Web page and app entries:
####
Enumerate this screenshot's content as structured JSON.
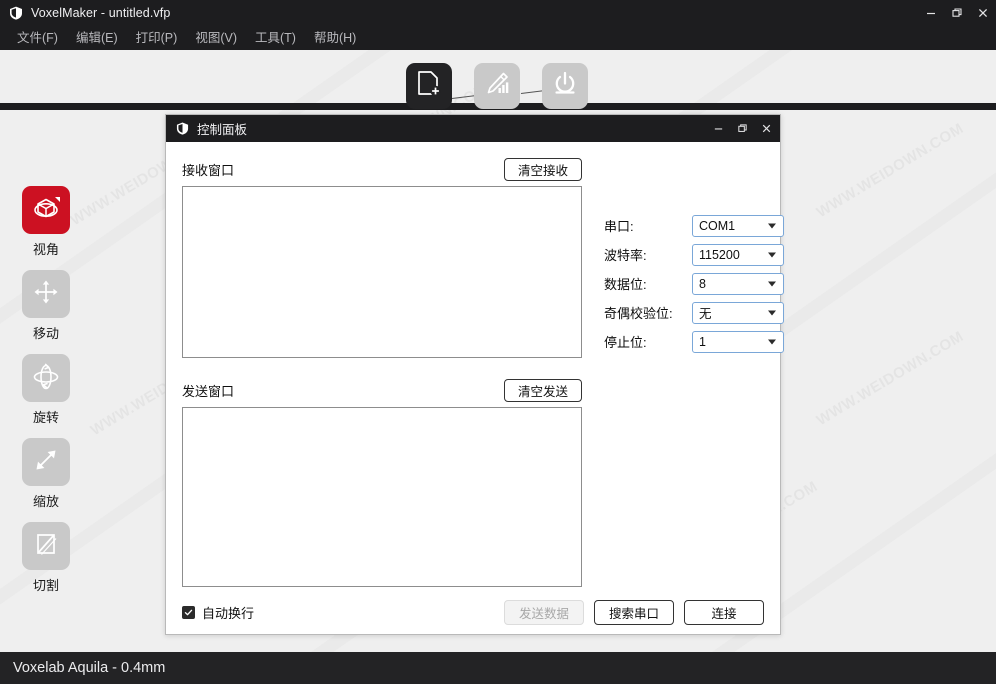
{
  "window": {
    "title": "VoxelMaker - untitled.vfp",
    "logo_icon": "voxelmaker-shield-icon",
    "controls": {
      "minimize": "minimize-icon",
      "restore": "restore-icon",
      "close": "close-icon"
    }
  },
  "menubar": {
    "items": [
      {
        "label": "文件(F)",
        "name": "menu-file"
      },
      {
        "label": "编辑(E)",
        "name": "menu-edit"
      },
      {
        "label": "打印(P)",
        "name": "menu-print"
      },
      {
        "label": "视图(V)",
        "name": "menu-view"
      },
      {
        "label": "工具(T)",
        "name": "menu-tools"
      },
      {
        "label": "帮助(H)",
        "name": "menu-help"
      }
    ]
  },
  "toolbar": {
    "buttons": [
      {
        "icon": "add-file-icon",
        "active": true
      },
      {
        "icon": "edit-chart-icon",
        "active": false
      },
      {
        "icon": "print-power-icon",
        "active": false
      }
    ]
  },
  "sidebar": {
    "items": [
      {
        "label": "视角",
        "icon": "view-cube-icon",
        "active": true
      },
      {
        "label": "移动",
        "icon": "move-arrows-icon",
        "active": false
      },
      {
        "label": "旋转",
        "icon": "rotate-icon",
        "active": false
      },
      {
        "label": "缩放",
        "icon": "scale-diagonal-arrow-icon",
        "active": false
      },
      {
        "label": "切割",
        "icon": "cut-plane-icon",
        "active": false
      }
    ]
  },
  "statusbar": {
    "text": "Voxelab Aquila - 0.4mm"
  },
  "watermark": {
    "text": "WWW.WEIDOWN.COM"
  },
  "dialog": {
    "title": "控制面板",
    "logo_icon": "voxelmaker-shield-icon",
    "controls": {
      "minimize": "minimize-icon",
      "restore": "restore-icon",
      "close": "close-icon"
    },
    "receive": {
      "label": "接收窗口",
      "clear_button": "清空接收",
      "value": ""
    },
    "send": {
      "label": "发送窗口",
      "clear_button": "清空发送",
      "value": ""
    },
    "serial_settings": [
      {
        "label": "串口:",
        "value": "COM1",
        "name": "port-select"
      },
      {
        "label": "波特率:",
        "value": "115200",
        "name": "baudrate-select"
      },
      {
        "label": "数据位:",
        "value": "8",
        "name": "databits-select"
      },
      {
        "label": "奇偶校验位:",
        "value": "无",
        "name": "parity-select"
      },
      {
        "label": "停止位:",
        "value": "1",
        "name": "stopbits-select"
      }
    ],
    "footer": {
      "autowrap_label": "自动换行",
      "autowrap_checked": true,
      "send_button": "发送数据",
      "send_button_disabled": true,
      "search_button": "搜索串口",
      "connect_button": "连接"
    }
  },
  "colors": {
    "chrome": "#1d1d1f",
    "accent_red": "#cc1122",
    "canvas": "#efefef",
    "select_border": "#7aa7d8"
  }
}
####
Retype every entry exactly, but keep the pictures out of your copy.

## Your solution
Enumerate this screenshot's content as structured JSON.
{
  "window": {
    "title": "VoxelMaker - untitled.vfp",
    "logo_icon": "voxelmaker-shield-icon",
    "controls": {
      "minimize": "minimize-icon",
      "restore": "restore-icon",
      "close": "close-icon"
    }
  },
  "menubar": {
    "items": [
      {
        "label": "文件(F)",
        "name": "menu-file"
      },
      {
        "label": "编辑(E)",
        "name": "menu-edit"
      },
      {
        "label": "打印(P)",
        "name": "menu-print"
      },
      {
        "label": "视图(V)",
        "name": "menu-view"
      },
      {
        "label": "工具(T)",
        "name": "menu-tools"
      },
      {
        "label": "帮助(H)",
        "name": "menu-help"
      }
    ]
  },
  "toolbar": {
    "buttons": [
      {
        "icon": "add-file-icon",
        "active": true
      },
      {
        "icon": "edit-chart-icon",
        "active": false
      },
      {
        "icon": "print-power-icon",
        "active": false
      }
    ]
  },
  "sidebar": {
    "items": [
      {
        "label": "视角",
        "icon": "view-cube-icon",
        "active": true
      },
      {
        "label": "移动",
        "icon": "move-arrows-icon",
        "active": false
      },
      {
        "label": "旋转",
        "icon": "rotate-icon",
        "active": false
      },
      {
        "label": "缩放",
        "icon": "scale-diagonal-arrow-icon",
        "active": false
      },
      {
        "label": "切割",
        "icon": "cut-plane-icon",
        "active": false
      }
    ]
  },
  "statusbar": {
    "text": "Voxelab Aquila - 0.4mm"
  },
  "watermark": {
    "text": "WWW.WEIDOWN.COM"
  },
  "dialog": {
    "title": "控制面板",
    "logo_icon": "voxelmaker-shield-icon",
    "controls": {
      "minimize": "minimize-icon",
      "restore": "restore-icon",
      "close": "close-icon"
    },
    "receive": {
      "label": "接收窗口",
      "clear_button": "清空接收",
      "value": ""
    },
    "send": {
      "label": "发送窗口",
      "clear_button": "清空发送",
      "value": ""
    },
    "serial_settings": [
      {
        "label": "串口:",
        "value": "COM1",
        "name": "port-select"
      },
      {
        "label": "波特率:",
        "value": "115200",
        "name": "baudrate-select"
      },
      {
        "label": "数据位:",
        "value": "8",
        "name": "databits-select"
      },
      {
        "label": "奇偶校验位:",
        "value": "无",
        "name": "parity-select"
      },
      {
        "label": "停止位:",
        "value": "1",
        "name": "stopbits-select"
      }
    ],
    "footer": {
      "autowrap_label": "自动换行",
      "autowrap_checked": true,
      "send_button": "发送数据",
      "send_button_disabled": true,
      "search_button": "搜索串口",
      "connect_button": "连接"
    }
  },
  "colors": {
    "chrome": "#1d1d1f",
    "accent_red": "#cc1122",
    "canvas": "#efefef",
    "select_border": "#7aa7d8"
  }
}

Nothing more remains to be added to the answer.